[Assigned task]
Examine the entries and show every line in which the word "image" is found.

[Data]
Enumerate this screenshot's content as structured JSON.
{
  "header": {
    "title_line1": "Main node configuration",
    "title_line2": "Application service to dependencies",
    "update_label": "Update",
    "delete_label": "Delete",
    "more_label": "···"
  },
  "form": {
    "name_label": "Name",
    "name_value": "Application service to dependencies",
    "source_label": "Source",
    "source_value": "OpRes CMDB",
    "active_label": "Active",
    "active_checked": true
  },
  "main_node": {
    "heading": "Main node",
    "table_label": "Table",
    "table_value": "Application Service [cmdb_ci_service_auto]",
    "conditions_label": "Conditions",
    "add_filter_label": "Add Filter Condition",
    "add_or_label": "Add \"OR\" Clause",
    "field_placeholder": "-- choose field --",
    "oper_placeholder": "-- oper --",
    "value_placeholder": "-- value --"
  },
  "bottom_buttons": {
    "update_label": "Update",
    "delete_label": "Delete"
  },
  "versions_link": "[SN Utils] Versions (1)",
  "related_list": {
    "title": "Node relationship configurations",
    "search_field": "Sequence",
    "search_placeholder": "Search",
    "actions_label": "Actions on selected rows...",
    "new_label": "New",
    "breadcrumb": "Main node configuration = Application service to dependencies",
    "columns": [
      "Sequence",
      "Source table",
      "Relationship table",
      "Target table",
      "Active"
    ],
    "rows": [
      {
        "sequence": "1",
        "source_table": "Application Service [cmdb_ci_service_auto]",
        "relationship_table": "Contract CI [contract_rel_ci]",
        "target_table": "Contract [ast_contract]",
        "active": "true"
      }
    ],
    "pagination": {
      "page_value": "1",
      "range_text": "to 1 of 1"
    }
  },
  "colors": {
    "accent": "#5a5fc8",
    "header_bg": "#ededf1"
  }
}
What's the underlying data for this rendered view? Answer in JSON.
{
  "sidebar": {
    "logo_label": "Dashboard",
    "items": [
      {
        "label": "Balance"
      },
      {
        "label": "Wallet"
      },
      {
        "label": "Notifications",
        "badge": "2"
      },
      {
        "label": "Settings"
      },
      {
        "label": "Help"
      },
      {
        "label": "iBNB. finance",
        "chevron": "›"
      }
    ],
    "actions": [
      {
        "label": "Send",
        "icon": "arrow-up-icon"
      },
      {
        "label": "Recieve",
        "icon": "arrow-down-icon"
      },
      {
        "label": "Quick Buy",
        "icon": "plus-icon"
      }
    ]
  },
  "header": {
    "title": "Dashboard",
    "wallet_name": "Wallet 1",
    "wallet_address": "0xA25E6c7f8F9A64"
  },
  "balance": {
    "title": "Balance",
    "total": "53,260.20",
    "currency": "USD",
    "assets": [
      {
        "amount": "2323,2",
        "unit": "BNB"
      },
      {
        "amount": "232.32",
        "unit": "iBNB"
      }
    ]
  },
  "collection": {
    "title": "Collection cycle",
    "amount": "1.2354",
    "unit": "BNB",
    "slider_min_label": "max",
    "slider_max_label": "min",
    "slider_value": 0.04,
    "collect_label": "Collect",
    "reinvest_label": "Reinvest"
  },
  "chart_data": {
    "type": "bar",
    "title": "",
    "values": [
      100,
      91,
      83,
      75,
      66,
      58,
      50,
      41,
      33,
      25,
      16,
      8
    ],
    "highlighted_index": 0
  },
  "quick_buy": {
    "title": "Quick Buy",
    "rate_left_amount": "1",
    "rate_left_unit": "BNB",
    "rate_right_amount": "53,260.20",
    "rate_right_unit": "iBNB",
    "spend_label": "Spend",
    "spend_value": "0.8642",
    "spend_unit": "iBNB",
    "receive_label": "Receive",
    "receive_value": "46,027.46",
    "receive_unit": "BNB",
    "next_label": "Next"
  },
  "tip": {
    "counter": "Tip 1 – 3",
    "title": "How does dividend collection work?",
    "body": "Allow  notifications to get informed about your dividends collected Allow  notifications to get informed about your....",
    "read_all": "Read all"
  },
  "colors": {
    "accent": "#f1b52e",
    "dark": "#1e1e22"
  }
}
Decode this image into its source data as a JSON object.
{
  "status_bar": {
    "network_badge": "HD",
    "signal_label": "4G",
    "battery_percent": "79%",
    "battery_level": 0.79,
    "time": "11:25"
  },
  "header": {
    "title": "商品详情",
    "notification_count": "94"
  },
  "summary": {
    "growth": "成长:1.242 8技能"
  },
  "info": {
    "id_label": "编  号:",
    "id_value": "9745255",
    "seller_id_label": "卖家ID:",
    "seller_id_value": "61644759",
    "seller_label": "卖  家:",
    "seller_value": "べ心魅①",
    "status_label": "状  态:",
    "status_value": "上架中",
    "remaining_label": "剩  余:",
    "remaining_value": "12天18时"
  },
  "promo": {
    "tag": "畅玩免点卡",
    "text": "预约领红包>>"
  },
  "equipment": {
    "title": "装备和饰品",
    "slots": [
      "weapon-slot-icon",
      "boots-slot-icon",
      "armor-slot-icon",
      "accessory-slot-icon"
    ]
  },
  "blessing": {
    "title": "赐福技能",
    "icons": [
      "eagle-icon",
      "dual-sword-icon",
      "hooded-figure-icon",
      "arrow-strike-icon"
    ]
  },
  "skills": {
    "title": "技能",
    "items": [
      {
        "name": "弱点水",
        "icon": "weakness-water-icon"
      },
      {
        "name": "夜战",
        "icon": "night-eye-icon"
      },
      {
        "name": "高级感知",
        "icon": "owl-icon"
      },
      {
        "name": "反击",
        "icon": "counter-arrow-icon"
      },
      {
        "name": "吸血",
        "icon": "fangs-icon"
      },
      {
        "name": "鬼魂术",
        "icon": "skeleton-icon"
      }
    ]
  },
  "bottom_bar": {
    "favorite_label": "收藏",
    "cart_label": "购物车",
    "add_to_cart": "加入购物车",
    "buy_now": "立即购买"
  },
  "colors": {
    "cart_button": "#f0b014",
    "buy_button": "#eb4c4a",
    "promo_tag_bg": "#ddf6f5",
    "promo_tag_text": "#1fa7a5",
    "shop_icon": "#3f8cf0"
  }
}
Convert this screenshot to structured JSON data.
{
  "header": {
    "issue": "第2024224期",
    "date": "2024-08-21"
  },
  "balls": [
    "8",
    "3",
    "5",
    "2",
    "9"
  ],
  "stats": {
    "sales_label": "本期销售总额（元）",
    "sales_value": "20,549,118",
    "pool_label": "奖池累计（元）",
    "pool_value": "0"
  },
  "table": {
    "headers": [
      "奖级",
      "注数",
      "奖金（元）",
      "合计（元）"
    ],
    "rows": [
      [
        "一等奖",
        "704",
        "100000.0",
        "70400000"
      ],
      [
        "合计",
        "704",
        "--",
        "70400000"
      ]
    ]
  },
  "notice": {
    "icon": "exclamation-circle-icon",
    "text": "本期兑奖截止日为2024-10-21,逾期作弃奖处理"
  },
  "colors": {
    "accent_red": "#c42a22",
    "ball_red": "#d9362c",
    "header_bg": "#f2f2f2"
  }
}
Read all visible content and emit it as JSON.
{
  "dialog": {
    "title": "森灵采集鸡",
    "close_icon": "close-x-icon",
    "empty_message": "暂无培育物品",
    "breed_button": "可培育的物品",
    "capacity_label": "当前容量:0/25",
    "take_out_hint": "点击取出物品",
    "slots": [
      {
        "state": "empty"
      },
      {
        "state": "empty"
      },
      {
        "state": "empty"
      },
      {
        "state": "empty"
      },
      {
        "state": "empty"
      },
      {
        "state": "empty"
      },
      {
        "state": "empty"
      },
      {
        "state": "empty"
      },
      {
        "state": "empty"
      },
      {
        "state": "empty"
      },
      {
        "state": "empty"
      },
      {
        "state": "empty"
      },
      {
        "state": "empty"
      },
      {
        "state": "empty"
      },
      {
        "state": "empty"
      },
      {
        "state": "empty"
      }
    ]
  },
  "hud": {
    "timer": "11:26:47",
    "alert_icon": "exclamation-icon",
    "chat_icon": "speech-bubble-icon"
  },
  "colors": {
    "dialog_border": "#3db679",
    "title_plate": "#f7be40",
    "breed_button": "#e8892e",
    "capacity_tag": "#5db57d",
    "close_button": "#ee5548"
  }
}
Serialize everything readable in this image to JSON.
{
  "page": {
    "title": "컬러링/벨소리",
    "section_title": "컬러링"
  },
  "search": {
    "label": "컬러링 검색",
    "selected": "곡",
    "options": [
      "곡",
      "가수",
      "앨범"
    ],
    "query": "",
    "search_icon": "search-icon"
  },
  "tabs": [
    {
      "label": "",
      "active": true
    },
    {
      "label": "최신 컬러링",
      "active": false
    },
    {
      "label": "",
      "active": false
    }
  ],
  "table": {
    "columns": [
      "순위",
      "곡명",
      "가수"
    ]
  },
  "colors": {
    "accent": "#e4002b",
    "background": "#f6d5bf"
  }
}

[Answer area]
Decode this image into its source data as a JSON object.
Serialize everything readable in this image to JSON.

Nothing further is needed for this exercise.